■ WORK REQUIRED
Each line of the material that mentions the word "heading" is to be copied.

----- RAW DATA

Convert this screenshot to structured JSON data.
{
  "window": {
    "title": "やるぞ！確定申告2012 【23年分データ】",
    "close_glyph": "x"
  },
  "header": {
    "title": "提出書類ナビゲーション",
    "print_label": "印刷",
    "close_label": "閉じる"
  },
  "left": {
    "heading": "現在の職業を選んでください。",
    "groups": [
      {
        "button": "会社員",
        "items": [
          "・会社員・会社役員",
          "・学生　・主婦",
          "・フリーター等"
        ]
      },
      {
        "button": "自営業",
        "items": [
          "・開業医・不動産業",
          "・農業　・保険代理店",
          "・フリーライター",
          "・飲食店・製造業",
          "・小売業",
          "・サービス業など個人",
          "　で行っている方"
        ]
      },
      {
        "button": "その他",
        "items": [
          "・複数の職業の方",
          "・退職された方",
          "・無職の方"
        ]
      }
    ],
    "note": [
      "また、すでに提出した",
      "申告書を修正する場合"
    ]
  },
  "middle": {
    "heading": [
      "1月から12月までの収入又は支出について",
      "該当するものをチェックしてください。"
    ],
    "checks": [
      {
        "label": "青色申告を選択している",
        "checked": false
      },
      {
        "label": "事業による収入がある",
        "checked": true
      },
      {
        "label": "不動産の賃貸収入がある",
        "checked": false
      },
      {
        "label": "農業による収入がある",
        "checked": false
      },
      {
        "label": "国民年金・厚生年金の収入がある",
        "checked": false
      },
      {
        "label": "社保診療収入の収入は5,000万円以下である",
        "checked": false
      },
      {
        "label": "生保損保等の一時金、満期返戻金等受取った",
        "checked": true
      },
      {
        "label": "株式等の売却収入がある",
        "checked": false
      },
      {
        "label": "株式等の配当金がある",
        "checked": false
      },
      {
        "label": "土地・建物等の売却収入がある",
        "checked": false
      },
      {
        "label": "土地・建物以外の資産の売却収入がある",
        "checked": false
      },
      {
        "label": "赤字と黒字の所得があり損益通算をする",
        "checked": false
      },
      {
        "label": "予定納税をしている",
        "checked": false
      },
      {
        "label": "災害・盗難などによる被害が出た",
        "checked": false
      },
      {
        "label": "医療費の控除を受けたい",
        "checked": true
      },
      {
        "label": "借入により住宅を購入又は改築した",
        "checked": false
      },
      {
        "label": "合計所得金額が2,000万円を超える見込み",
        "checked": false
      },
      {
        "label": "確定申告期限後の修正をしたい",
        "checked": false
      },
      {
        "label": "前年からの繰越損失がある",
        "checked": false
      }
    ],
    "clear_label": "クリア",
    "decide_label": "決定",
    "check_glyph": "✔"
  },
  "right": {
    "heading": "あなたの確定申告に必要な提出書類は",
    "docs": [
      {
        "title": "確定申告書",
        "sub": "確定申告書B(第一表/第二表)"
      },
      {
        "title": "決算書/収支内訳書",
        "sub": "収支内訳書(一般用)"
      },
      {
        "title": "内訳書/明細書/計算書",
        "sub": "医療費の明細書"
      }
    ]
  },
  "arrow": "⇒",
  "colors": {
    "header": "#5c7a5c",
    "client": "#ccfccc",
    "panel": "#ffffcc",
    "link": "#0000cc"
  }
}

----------

■ TASK RESPONSE
    "heading": "現在の職業を選んでください。",
    "heading": [
    "heading": "あなたの確定申告に必要な提出書類は",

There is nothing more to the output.